It’s not easy to conduct an archeological expedition in an area where temperatures regularly reach 130 degrees and winds carry enough sand to turn the sun orange. It’s harder still to fathom that, more than 3,500 years ago, the area was a key city for an ancient civilization.

But that’s not to say we shouldn’t look. Last week, a team of Yale archeologists headed by Professor of Egyptology John Coleman Darnell announced they had discovered the “lost city” of Umm Mawagir. The find, which is being touted as a key to understanding the Theban dynasty, was nearly two decades and many long hikes in the making.
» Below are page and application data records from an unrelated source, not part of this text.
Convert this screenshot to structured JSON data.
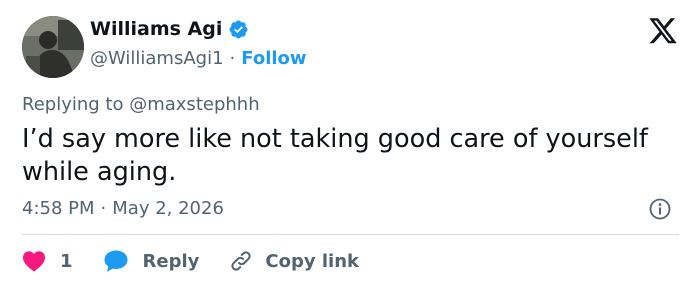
{
  "tweet": {
    "author_name": "Williams Agi",
    "author_handle": "@WilliamsAgi1",
    "separator": "·",
    "follow_label": "Follow",
    "replying_to_prefix": "Replying to",
    "replying_to_handle": "@maxstephhh",
    "text": "I’d say more like not taking good care of yourself while aging.",
    "time": "4:58 PM",
    "date": "May 2, 2026"
  },
  "actions": {
    "like_count": "1",
    "reply_label": "Reply",
    "copy_link_label": "Copy link"
  },
  "icons": {
    "verified": "verified-badge-icon",
    "logo": "x-logo-icon",
    "info": "info-icon",
    "like": "heart-icon",
    "reply": "speech-bubble-icon",
    "copy": "link-icon"
  },
  "colors": {
    "accent": "#1d9bf0",
    "like": "#f91880",
    "text": "#0f1419",
    "muted": "#536471",
    "divider": "#cfd9de"
  }
}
And it was one that came from following a path that hasn’t been well-beaten in 3,000 years.

Next year, we celebrate the 100th anniversary of Hiram Bingham’s arrival at Machu Picchu, an event that changed our understanding of history. He arrived not by seeking sure success, but rather by taking the suggestion of a local farmer. One can only imagine what Darnell, who often wears a cape around campus, went through en route to Umm Mawagir.

As we begin a new school year, we would do well to follow Darnell and Bingham’s lead. This is not to say that we can be reckless or aimless (both explorers had an idea of what they hoped to find), but we should take advantage of the freedom to take risks. We shouldn’t hold back in our college years.

In her baccalaureate address this May, Drew Faust, the president of Harvard, spoke of the parking space theory of life. “Don’t park 10 blocks away from your destination because you think you’ll never find a closer space,” she said, echoing George Costanza’s concentric circle theory of parking. Aim for the spot you want and then circle around to the spot you have to have.

This is good advice indeed. Let’s all drive to the spot we want this year. It may leave us right in front of our destination. Just don’t try it during move- in.